**How to complete this task:** Print all entries below exactly, without images.

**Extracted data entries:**
== Segment start ==
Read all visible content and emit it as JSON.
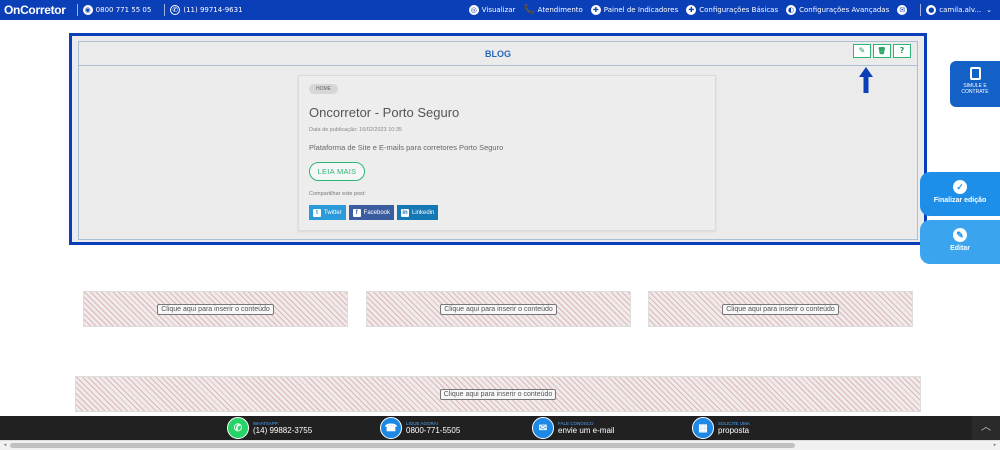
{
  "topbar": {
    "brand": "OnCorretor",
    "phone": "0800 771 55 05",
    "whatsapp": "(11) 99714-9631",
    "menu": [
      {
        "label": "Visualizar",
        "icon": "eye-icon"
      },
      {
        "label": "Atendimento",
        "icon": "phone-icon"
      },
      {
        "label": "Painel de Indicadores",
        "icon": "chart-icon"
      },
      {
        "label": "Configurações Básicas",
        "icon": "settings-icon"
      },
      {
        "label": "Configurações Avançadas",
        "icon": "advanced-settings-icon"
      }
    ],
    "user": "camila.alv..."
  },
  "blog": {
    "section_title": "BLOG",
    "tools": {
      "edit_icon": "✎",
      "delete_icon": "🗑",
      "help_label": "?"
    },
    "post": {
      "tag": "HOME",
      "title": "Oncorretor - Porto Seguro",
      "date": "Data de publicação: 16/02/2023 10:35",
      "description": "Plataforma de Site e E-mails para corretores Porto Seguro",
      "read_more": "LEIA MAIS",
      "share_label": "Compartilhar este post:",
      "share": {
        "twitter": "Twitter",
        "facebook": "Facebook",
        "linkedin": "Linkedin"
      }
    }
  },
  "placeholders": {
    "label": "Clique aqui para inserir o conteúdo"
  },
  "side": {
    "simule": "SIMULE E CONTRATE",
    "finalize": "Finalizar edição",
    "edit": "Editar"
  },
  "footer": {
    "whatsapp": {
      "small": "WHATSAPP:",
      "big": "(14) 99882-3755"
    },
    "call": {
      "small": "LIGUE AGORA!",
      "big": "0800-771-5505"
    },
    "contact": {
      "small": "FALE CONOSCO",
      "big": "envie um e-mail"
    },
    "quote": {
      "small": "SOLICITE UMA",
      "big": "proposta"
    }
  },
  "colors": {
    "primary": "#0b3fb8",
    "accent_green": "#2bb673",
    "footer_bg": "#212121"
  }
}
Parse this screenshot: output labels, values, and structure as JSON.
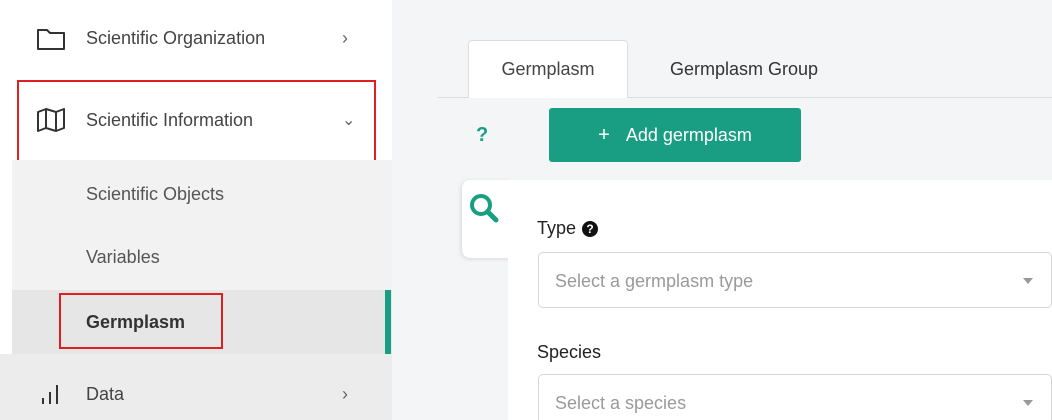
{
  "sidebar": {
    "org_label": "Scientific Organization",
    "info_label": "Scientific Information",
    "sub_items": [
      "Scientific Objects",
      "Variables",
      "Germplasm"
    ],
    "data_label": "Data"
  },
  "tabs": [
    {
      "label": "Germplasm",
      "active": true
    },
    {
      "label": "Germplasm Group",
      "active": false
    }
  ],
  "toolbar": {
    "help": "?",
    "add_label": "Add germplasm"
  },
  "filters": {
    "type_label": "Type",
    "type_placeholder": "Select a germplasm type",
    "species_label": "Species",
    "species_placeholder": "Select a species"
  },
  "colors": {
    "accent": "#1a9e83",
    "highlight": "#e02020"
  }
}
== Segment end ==
**The answer:**
Read all visible content and emit it as JSON.
{
  "topbar": {
    "brand": "OnCorretor",
    "phone": "0800 771 55 05",
    "whatsapp": "(11) 99714-9631",
    "menu": [
      {
        "label": "Visualizar",
        "icon": "eye-icon"
      },
      {
        "label": "Atendimento",
        "icon": "phone-icon"
      },
      {
        "label": "Painel de Indicadores",
        "icon": "chart-icon"
      },
      {
        "label": "Configurações Básicas",
        "icon": "settings-icon"
      },
      {
        "label": "Configurações Avançadas",
        "icon": "advanced-settings-icon"
      }
    ],
    "user": "camila.alv..."
  },
  "blog": {
    "section_title": "BLOG",
    "tools": {
      "edit_icon": "✎",
      "delete_icon": "🗑",
      "help_label": "?"
    },
    "post": {
      "tag": "HOME",
      "title": "Oncorretor - Porto Seguro",
      "date": "Data de publicação: 16/02/2023 10:35",
      "description": "Plataforma de Site e E-mails para corretores Porto Seguro",
      "read_more": "LEIA MAIS",
      "share_label": "Compartilhar este post:",
      "share": {
        "twitter": "Twitter",
        "facebook": "Facebook",
        "linkedin": "Linkedin"
      }
    }
  },
  "placeholders": {
    "label": "Clique aqui para inserir o conteúdo"
  },
  "side": {
    "simule": "SIMULE E CONTRATE",
    "finalize": "Finalizar edição",
    "edit": "Editar"
  },
  "footer": {
    "whatsapp": {
      "small": "WHATSAPP:",
      "big": "(14) 99882-3755"
    },
    "call": {
      "small": "LIGUE AGORA!",
      "big": "0800-771-5505"
    },
    "contact": {
      "small": "FALE CONOSCO",
      "big": "envie um e-mail"
    },
    "quote": {
      "small": "SOLICITE UMA",
      "big": "proposta"
    }
  },
  "colors": {
    "primary": "#0b3fb8",
    "accent_green": "#2bb673",
    "footer_bg": "#212121"
  }
}
Parse this screenshot: output labels, values, and structure as JSON.
{
  "sidebar": {
    "org_label": "Scientific Organization",
    "info_label": "Scientific Information",
    "sub_items": [
      "Scientific Objects",
      "Variables",
      "Germplasm"
    ],
    "data_label": "Data"
  },
  "tabs": [
    {
      "label": "Germplasm",
      "active": true
    },
    {
      "label": "Germplasm Group",
      "active": false
    }
  ],
  "toolbar": {
    "help": "?",
    "add_label": "Add germplasm"
  },
  "filters": {
    "type_label": "Type",
    "type_placeholder": "Select a germplasm type",
    "species_label": "Species",
    "species_placeholder": "Select a species"
  },
  "colors": {
    "accent": "#1a9e83",
    "highlight": "#e02020"
  }
}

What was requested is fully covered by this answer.